┌────────

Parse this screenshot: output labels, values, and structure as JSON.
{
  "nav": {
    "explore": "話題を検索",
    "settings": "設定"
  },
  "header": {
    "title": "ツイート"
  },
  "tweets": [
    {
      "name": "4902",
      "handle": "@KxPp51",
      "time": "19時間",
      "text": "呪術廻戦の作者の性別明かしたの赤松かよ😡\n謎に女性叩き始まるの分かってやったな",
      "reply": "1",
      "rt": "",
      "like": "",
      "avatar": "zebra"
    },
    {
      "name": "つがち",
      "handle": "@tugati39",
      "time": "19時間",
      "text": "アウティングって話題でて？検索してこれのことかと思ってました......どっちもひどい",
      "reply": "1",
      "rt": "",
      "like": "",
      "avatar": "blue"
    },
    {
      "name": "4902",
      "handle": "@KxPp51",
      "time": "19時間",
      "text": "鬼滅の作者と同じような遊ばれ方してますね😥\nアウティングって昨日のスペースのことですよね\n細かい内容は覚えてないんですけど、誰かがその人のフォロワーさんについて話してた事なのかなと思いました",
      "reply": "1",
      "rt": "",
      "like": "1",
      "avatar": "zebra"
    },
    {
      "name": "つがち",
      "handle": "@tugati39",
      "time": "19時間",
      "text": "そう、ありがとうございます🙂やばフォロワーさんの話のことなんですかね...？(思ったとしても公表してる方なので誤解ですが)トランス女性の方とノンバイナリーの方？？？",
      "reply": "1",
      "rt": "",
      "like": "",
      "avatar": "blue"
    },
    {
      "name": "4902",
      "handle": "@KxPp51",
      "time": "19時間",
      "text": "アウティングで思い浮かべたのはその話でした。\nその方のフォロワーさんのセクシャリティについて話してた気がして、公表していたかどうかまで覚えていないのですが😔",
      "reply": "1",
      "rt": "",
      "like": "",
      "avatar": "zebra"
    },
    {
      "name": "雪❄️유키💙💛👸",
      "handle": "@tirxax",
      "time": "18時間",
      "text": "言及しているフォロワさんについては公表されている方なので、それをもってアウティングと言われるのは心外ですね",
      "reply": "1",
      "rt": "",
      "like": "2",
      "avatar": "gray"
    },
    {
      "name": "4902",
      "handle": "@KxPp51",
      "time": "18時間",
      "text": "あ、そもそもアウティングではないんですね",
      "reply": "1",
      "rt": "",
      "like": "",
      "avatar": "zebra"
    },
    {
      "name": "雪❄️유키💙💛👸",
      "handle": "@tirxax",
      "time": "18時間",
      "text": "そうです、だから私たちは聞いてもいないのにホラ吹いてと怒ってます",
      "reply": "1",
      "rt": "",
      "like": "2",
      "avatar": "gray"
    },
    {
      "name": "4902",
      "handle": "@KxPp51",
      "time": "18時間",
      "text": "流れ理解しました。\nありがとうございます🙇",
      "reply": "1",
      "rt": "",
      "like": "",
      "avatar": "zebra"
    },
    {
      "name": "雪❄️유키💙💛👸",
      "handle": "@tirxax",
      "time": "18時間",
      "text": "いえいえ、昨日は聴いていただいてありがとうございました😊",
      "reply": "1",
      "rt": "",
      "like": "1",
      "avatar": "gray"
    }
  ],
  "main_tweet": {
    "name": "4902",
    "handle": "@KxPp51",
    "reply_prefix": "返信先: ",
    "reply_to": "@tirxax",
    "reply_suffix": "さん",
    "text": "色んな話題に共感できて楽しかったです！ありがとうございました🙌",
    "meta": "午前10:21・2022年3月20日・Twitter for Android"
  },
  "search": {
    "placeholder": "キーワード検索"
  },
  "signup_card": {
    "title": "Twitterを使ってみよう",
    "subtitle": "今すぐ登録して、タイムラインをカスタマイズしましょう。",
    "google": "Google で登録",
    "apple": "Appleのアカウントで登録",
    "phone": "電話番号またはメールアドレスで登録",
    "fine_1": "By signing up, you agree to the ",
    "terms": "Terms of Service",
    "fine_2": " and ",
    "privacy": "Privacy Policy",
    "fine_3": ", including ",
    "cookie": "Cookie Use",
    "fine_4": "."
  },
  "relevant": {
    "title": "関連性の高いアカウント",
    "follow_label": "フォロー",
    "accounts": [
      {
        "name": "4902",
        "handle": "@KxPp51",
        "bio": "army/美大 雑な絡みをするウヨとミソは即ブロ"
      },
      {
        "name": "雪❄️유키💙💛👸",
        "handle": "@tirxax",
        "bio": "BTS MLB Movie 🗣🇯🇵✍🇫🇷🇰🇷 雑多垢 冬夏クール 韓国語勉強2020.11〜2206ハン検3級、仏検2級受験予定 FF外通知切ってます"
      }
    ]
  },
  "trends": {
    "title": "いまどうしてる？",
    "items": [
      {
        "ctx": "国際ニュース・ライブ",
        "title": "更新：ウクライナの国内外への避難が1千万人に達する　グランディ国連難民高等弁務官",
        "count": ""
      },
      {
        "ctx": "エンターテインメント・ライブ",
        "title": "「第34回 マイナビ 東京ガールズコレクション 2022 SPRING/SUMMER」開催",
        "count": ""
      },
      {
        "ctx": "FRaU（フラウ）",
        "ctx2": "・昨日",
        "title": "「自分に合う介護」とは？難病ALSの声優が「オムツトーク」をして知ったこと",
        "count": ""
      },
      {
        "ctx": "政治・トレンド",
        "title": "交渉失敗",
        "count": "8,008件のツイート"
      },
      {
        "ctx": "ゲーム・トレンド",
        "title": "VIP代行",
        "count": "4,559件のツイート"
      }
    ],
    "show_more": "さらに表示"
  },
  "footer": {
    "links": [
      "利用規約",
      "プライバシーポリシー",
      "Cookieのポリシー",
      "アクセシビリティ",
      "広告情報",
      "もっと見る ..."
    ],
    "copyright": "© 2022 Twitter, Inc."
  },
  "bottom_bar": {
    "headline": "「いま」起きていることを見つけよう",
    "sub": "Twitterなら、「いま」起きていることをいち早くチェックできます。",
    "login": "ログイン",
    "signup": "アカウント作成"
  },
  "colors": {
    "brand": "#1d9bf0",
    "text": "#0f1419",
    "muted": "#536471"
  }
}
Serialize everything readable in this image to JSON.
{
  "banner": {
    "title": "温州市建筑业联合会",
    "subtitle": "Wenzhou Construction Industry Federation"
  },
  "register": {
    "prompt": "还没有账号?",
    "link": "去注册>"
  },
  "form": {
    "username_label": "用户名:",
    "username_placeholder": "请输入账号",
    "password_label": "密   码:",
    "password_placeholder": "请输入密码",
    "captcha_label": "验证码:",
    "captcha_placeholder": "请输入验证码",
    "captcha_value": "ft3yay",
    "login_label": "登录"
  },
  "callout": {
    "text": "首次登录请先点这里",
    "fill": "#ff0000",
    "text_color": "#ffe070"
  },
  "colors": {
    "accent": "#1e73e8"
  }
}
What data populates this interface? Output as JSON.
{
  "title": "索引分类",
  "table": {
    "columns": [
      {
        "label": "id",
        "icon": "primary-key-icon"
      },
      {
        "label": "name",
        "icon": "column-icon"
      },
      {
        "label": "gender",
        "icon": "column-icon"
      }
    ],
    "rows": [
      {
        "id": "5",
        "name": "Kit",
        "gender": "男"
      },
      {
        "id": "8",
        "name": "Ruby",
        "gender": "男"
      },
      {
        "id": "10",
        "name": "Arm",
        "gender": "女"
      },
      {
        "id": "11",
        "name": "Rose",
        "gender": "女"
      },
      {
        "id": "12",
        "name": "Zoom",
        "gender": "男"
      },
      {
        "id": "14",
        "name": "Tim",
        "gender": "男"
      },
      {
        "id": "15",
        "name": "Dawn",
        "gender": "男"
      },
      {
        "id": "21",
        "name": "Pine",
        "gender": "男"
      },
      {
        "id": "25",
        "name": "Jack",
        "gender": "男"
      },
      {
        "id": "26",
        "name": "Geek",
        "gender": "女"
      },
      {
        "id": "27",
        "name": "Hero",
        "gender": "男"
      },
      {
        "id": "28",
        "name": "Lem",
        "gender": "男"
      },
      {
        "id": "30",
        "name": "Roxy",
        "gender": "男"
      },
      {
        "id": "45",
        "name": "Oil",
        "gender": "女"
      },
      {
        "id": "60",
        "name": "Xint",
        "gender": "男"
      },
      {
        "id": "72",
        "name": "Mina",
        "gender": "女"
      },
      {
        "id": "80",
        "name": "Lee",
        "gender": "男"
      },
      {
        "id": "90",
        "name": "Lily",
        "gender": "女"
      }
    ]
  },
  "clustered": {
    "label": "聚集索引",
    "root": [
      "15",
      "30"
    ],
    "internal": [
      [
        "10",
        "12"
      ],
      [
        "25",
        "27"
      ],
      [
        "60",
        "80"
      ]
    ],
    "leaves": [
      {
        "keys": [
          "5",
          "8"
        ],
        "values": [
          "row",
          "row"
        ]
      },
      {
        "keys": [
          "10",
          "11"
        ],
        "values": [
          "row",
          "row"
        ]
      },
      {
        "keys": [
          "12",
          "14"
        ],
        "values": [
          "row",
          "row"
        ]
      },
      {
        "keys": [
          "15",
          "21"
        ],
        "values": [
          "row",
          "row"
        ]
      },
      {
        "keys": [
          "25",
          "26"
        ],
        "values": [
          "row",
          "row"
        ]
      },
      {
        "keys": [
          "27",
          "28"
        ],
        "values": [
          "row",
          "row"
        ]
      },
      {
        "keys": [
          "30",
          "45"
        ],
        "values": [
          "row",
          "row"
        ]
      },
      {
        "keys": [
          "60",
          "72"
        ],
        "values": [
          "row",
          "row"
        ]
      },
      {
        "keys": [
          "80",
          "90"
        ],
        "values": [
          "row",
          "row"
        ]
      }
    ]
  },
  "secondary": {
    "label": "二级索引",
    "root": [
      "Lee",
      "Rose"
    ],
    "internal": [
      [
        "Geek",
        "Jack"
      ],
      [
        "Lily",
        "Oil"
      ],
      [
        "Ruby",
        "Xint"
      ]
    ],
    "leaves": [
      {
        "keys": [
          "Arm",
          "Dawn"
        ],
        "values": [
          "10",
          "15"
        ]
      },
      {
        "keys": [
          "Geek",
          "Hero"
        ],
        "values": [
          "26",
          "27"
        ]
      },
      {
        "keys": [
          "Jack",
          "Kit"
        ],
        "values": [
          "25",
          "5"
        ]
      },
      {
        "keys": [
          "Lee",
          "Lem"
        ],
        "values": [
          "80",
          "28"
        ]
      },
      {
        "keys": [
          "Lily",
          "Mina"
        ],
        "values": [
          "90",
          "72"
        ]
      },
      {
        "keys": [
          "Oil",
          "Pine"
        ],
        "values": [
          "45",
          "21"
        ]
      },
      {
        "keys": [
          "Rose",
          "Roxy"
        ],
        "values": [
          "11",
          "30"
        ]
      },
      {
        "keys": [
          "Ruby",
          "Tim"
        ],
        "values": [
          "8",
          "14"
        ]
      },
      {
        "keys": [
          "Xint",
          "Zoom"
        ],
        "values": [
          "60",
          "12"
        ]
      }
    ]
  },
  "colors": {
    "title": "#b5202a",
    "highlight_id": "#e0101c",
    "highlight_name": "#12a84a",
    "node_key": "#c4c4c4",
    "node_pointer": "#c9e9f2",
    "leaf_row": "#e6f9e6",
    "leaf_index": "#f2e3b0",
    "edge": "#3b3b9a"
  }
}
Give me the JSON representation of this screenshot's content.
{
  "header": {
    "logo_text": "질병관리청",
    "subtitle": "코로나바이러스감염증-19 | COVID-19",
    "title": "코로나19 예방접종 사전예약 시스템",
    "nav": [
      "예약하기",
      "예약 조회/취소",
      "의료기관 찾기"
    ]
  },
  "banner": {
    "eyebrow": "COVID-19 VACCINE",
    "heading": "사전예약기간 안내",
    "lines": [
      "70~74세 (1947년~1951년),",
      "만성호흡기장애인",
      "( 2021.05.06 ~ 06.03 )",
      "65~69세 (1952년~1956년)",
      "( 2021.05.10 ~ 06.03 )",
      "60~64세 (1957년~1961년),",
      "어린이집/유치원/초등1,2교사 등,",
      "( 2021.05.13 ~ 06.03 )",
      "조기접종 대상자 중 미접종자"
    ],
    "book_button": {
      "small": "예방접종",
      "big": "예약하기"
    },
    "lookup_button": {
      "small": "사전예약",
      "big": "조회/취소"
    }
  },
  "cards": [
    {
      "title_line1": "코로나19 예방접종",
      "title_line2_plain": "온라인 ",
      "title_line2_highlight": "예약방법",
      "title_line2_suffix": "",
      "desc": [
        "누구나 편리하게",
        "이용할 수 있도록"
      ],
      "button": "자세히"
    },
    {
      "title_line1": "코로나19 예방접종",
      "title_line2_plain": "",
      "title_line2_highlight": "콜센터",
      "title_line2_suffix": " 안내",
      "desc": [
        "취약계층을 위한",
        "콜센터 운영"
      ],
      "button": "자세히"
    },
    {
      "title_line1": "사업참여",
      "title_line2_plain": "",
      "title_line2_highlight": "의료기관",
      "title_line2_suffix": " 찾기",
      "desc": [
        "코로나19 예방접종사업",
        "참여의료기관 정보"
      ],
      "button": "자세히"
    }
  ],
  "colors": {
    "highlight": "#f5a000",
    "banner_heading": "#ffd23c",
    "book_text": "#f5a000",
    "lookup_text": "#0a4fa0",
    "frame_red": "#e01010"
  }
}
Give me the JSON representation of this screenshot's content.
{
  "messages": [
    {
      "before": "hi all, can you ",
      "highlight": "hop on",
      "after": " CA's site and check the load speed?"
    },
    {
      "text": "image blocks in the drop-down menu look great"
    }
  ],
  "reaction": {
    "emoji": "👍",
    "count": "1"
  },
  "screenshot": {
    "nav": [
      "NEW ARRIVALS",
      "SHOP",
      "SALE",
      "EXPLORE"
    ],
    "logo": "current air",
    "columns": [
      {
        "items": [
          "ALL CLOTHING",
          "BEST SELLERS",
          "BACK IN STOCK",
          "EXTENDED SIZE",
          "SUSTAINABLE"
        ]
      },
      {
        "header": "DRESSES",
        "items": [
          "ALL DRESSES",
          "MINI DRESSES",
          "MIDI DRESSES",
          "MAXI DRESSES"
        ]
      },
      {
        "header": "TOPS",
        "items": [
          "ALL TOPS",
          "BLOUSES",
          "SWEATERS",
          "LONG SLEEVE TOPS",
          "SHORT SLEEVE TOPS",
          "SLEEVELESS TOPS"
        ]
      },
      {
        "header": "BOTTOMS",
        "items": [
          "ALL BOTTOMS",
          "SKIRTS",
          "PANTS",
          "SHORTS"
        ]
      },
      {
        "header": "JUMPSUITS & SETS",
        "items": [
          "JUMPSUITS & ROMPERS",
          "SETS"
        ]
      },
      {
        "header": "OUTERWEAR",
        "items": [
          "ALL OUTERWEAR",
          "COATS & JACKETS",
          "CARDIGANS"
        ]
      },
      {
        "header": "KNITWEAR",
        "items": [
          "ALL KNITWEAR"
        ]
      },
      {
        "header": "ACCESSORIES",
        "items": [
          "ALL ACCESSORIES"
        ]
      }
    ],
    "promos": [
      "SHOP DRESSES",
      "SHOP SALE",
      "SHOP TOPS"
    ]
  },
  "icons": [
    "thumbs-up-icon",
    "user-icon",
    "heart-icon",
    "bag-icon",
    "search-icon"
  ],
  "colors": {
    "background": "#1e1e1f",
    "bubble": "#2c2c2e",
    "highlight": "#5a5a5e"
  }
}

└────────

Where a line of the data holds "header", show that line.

◆ **Answer section**:
  "header": {
  "header": {
        "header": "DRESSES",
        "header": "TOPS",
        "header": "BOTTOMS",
        "header": "JUMPSUITS & SETS",
        "header": "OUTERWEAR",
        "header": "KNITWEAR",
        "header": "ACCESSORIES",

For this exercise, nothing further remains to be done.